When the string "latin" appears in a line of the records, show the whole line.

Content starts

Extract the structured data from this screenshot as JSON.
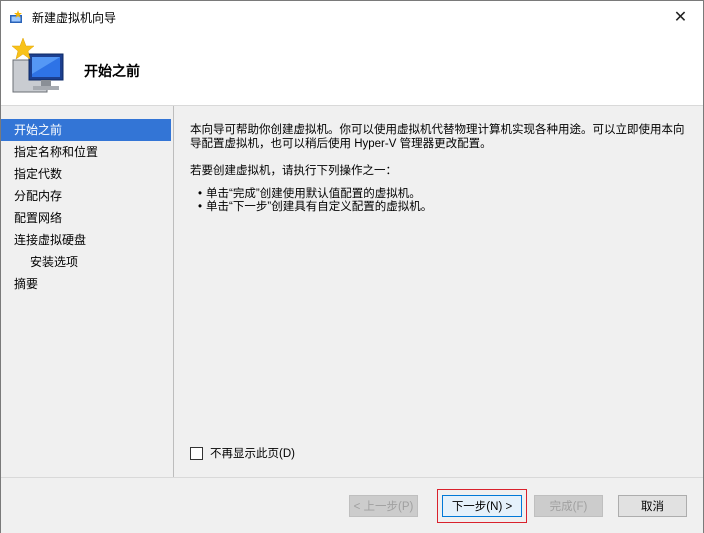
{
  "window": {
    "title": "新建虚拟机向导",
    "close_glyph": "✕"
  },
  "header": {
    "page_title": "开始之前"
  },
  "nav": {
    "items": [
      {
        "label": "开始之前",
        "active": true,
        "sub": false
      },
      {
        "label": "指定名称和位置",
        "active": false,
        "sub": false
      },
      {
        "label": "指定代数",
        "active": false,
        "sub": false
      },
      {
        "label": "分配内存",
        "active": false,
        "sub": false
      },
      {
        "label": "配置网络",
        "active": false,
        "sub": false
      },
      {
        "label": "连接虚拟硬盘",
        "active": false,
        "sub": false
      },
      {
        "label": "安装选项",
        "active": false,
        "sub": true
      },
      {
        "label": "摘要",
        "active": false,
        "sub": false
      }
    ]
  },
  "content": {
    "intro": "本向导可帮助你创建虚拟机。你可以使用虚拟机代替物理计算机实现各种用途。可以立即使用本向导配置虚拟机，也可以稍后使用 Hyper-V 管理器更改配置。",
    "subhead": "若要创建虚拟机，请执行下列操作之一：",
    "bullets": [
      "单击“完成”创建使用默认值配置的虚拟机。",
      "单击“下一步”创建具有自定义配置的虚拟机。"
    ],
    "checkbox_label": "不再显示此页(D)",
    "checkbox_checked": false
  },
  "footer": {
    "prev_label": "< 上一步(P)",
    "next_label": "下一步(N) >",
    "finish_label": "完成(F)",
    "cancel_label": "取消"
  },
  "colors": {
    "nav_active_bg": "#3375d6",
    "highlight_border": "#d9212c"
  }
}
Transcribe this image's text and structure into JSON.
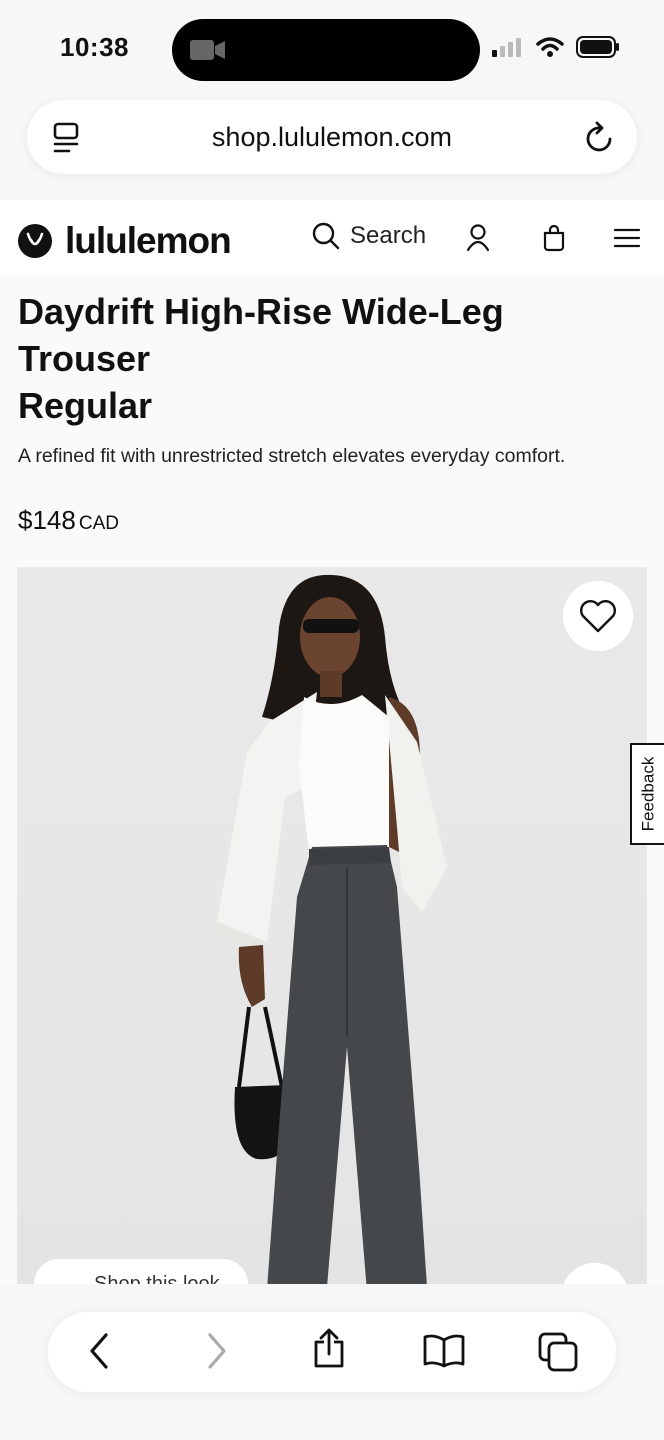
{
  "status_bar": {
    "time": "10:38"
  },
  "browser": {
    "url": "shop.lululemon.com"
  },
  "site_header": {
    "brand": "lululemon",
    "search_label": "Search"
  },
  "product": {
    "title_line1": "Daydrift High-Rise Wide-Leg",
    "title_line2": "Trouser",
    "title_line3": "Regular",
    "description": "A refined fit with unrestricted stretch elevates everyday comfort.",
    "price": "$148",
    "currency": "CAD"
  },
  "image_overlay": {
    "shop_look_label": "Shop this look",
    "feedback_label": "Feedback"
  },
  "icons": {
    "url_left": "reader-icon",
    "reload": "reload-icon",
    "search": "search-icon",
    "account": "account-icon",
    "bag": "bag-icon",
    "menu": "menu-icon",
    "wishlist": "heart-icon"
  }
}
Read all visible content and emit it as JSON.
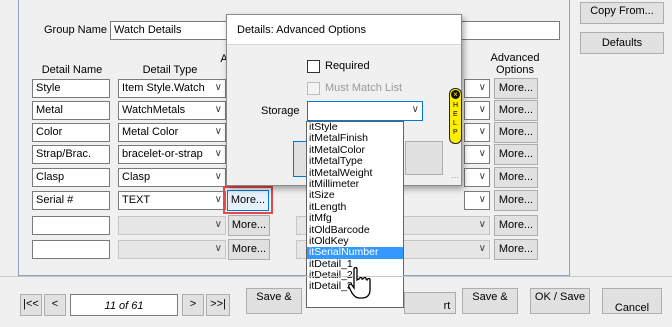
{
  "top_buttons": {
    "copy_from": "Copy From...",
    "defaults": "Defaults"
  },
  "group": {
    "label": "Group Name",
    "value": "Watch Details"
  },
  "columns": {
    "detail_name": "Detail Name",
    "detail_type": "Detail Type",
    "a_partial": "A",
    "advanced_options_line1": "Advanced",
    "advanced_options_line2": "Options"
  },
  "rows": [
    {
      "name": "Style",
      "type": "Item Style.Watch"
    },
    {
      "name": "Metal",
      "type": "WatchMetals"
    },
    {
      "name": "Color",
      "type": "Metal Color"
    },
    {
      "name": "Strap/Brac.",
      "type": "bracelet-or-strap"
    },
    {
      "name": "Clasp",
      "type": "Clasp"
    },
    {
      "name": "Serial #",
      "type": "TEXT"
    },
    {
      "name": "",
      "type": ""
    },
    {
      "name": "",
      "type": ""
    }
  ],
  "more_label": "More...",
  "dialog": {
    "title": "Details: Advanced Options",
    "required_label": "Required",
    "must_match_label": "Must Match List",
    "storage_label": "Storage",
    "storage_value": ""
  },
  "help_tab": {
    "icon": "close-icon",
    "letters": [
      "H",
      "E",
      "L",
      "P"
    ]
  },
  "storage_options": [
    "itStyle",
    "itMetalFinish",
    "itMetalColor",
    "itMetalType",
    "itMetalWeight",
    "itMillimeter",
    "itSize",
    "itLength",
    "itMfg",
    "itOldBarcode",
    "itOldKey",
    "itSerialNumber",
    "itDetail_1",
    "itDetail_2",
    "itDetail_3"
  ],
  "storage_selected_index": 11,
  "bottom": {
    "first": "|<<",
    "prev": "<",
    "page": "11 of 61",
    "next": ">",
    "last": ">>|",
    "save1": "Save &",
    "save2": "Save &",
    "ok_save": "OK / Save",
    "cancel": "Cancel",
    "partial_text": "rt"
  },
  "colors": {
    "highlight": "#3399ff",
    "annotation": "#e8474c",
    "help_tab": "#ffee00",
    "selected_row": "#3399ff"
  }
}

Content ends
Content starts

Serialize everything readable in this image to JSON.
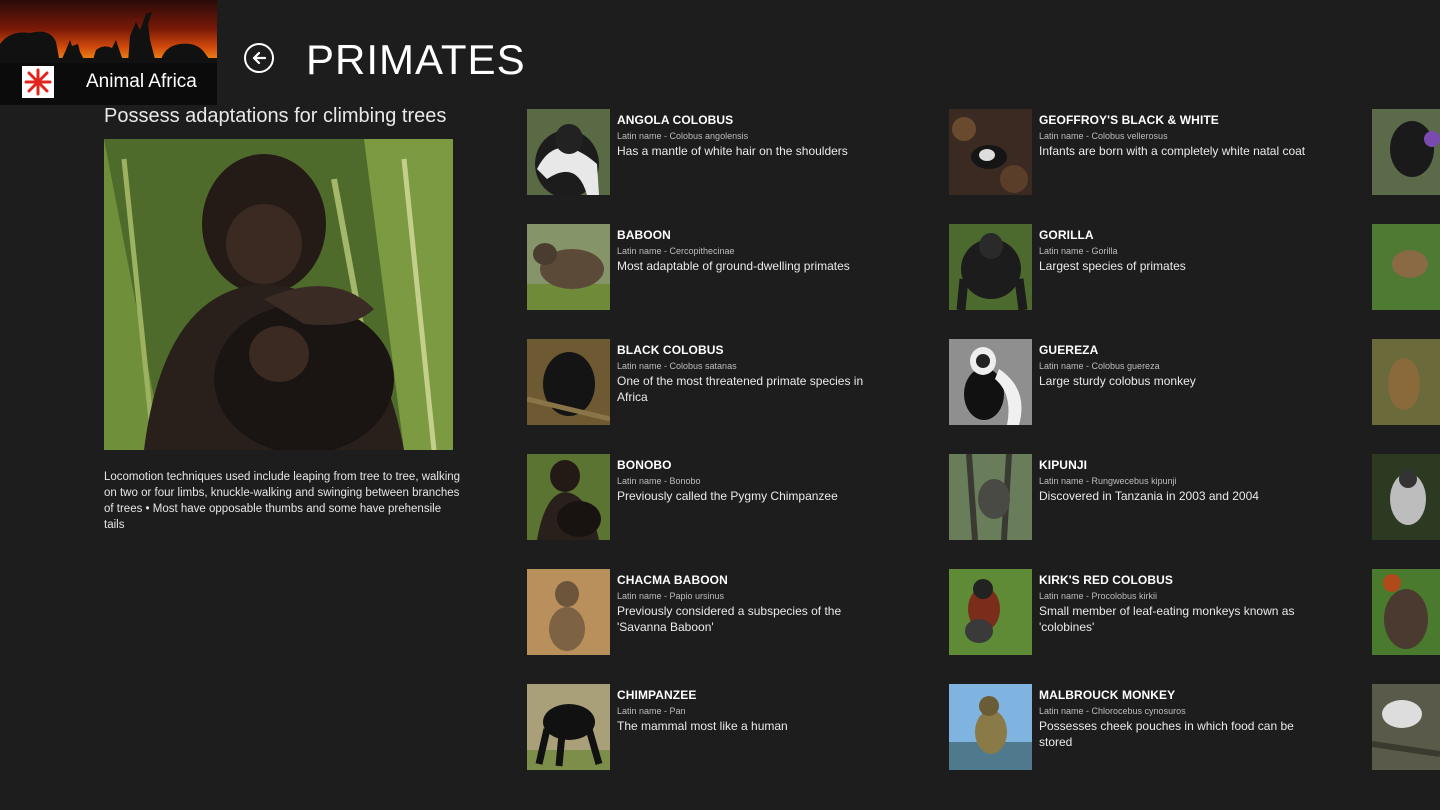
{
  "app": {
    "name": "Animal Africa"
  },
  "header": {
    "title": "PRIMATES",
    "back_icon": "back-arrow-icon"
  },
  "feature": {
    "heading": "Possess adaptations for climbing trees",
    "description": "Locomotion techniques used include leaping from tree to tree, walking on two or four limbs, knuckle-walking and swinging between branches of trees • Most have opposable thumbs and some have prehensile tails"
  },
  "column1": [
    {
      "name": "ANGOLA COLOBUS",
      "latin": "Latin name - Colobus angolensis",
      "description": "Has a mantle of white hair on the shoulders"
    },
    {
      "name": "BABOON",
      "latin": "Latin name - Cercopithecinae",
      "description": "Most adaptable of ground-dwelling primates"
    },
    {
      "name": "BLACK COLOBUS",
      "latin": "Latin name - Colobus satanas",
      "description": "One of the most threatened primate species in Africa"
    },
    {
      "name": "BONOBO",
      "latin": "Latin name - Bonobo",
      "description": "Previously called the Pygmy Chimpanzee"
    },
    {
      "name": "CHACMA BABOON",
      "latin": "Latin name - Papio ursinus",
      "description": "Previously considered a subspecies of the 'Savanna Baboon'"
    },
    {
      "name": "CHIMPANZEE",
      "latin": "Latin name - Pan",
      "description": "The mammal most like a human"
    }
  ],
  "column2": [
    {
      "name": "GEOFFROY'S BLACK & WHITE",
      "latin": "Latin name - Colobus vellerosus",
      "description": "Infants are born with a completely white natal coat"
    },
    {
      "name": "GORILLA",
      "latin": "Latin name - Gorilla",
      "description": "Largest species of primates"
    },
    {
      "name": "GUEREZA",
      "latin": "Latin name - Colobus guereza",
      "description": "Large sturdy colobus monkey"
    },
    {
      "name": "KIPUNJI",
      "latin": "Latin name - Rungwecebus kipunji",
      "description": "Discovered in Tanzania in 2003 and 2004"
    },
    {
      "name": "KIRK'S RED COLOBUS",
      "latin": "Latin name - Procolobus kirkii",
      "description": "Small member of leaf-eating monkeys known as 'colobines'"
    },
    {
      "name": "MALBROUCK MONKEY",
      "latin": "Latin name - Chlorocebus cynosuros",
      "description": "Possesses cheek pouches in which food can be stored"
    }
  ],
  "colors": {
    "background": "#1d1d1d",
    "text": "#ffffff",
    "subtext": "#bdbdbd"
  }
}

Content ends
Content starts

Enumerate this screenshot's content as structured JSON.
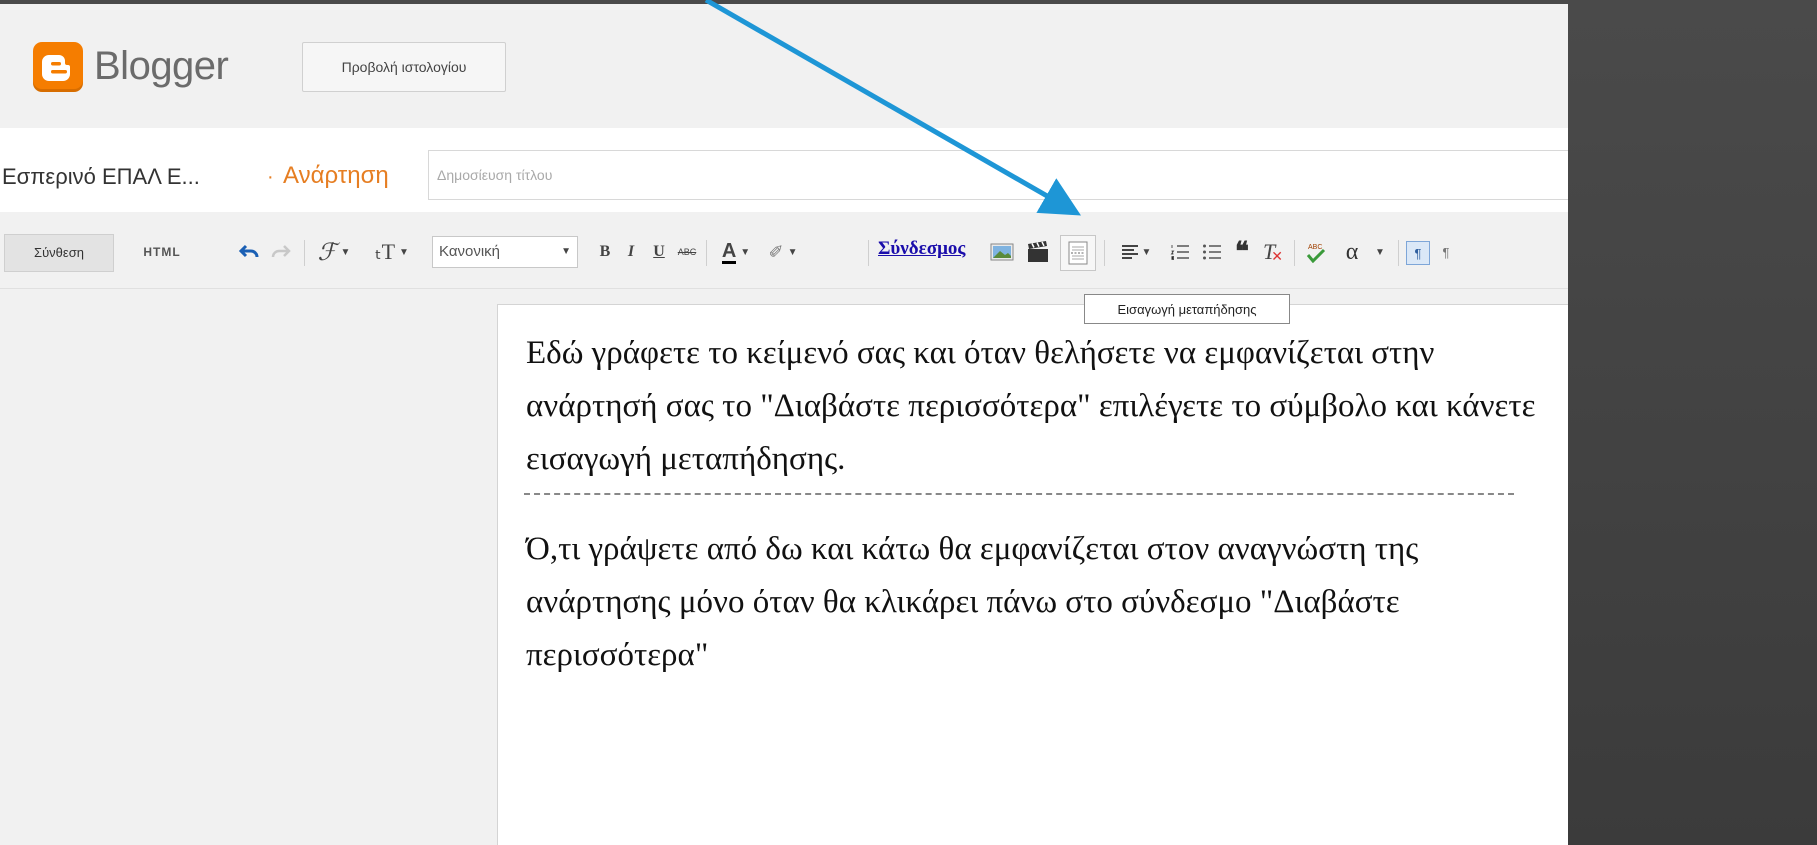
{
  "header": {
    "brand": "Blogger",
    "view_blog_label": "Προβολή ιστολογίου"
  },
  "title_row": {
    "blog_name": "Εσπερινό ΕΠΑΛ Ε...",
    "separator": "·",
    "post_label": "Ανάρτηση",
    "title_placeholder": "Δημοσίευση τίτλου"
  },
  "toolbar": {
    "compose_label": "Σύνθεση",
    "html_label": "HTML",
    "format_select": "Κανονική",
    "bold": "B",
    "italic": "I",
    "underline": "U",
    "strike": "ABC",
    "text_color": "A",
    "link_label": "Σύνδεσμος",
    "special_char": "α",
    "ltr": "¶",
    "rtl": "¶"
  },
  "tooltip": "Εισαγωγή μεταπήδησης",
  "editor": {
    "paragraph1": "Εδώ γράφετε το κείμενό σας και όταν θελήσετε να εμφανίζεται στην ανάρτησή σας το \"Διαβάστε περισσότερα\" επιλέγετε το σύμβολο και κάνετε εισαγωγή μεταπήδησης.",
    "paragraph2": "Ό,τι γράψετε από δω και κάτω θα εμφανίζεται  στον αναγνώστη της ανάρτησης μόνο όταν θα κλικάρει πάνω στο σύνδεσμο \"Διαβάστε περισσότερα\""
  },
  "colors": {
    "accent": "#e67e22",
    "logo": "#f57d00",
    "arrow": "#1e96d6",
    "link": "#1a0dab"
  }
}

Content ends

# SOLUTION FOR THIS PROBLEM:
      "latin": "Latin name - Colobus angolensis",
      "latin": "Latin name - Cercopithecinae",
      "latin": "Latin name - Colobus satanas",
      "latin": "Latin name - Bonobo",
      "latin": "Latin name - Papio ursinus",
      "latin": "Latin name - Pan",
      "latin": "Latin name - Colobus vellerosus",
      "latin": "Latin name - Gorilla",
      "latin": "Latin name - Colobus guereza",
      "latin": "Latin name - Rungwecebus kipunji",
      "latin": "Latin name - Procolobus kirkii",
      "latin": "Latin name - Chlorocebus cynosuros",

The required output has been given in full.